Could you reproduce every record below exactly, excluding all pictures?

--- AVAILABLE DATA Enclosed Below ---

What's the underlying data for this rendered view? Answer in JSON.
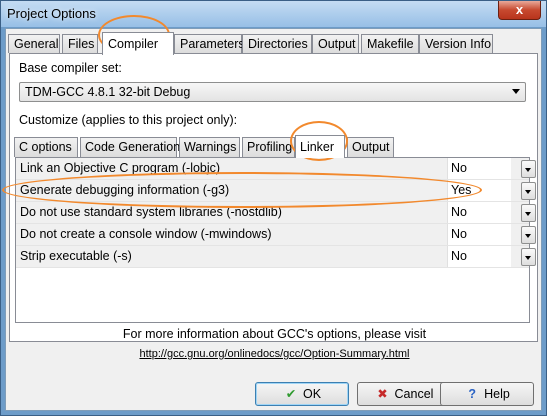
{
  "window": {
    "title": "Project Options",
    "close_label": "x"
  },
  "top_tabs": [
    {
      "label": "General"
    },
    {
      "label": "Files"
    },
    {
      "label": "Compiler"
    },
    {
      "label": "Parameters"
    },
    {
      "label": "Directories"
    },
    {
      "label": "Output"
    },
    {
      "label": "Makefile"
    },
    {
      "label": "Version Info"
    }
  ],
  "compiler": {
    "base_set_label": "Base compiler set:",
    "base_set_value": "TDM-GCC 4.8.1 32-bit Debug",
    "customize_label": "Customize (applies to this project only):"
  },
  "inner_tabs": [
    {
      "label": "C options"
    },
    {
      "label": "Code Generation"
    },
    {
      "label": "Warnings"
    },
    {
      "label": "Profiling"
    },
    {
      "label": "Linker"
    },
    {
      "label": "Output"
    }
  ],
  "linker_options": [
    {
      "label": "Link an Objective C program (-lobjc)",
      "value": "No"
    },
    {
      "label": "Generate debugging information (-g3)",
      "value": "Yes"
    },
    {
      "label": "Do not use standard system libraries (-nostdlib)",
      "value": "No"
    },
    {
      "label": "Do not create a console window (-mwindows)",
      "value": "No"
    },
    {
      "label": "Strip executable (-s)",
      "value": "No"
    }
  ],
  "info": {
    "text": "For more information about GCC's options, please visit",
    "link": "http://gcc.gnu.org/onlinedocs/gcc/Option-Summary.html"
  },
  "buttons": {
    "ok": "OK",
    "cancel": "Cancel",
    "help": "Help"
  },
  "colors": {
    "annotation": "#f2892d",
    "ok_check": "#2f9a2f",
    "cancel_x": "#c62a2a",
    "help_q": "#2b63c4"
  }
}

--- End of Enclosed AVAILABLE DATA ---

**SOLVED PROBLEM**
What's the underlying data for this rendered view? Answer in JSON.
{
  "window": {
    "title": "Project Options",
    "close_label": "x"
  },
  "top_tabs": [
    {
      "label": "General"
    },
    {
      "label": "Files"
    },
    {
      "label": "Compiler"
    },
    {
      "label": "Parameters"
    },
    {
      "label": "Directories"
    },
    {
      "label": "Output"
    },
    {
      "label": "Makefile"
    },
    {
      "label": "Version Info"
    }
  ],
  "compiler": {
    "base_set_label": "Base compiler set:",
    "base_set_value": "TDM-GCC 4.8.1 32-bit Debug",
    "customize_label": "Customize (applies to this project only):"
  },
  "inner_tabs": [
    {
      "label": "C options"
    },
    {
      "label": "Code Generation"
    },
    {
      "label": "Warnings"
    },
    {
      "label": "Profiling"
    },
    {
      "label": "Linker"
    },
    {
      "label": "Output"
    }
  ],
  "linker_options": [
    {
      "label": "Link an Objective C program (-lobjc)",
      "value": "No"
    },
    {
      "label": "Generate debugging information (-g3)",
      "value": "Yes"
    },
    {
      "label": "Do not use standard system libraries (-nostdlib)",
      "value": "No"
    },
    {
      "label": "Do not create a console window (-mwindows)",
      "value": "No"
    },
    {
      "label": "Strip executable (-s)",
      "value": "No"
    }
  ],
  "info": {
    "text": "For more information about GCC's options, please visit",
    "link": "http://gcc.gnu.org/onlinedocs/gcc/Option-Summary.html"
  },
  "buttons": {
    "ok": "OK",
    "cancel": "Cancel",
    "help": "Help"
  },
  "colors": {
    "annotation": "#f2892d",
    "ok_check": "#2f9a2f",
    "cancel_x": "#c62a2a",
    "help_q": "#2b63c4"
  }
}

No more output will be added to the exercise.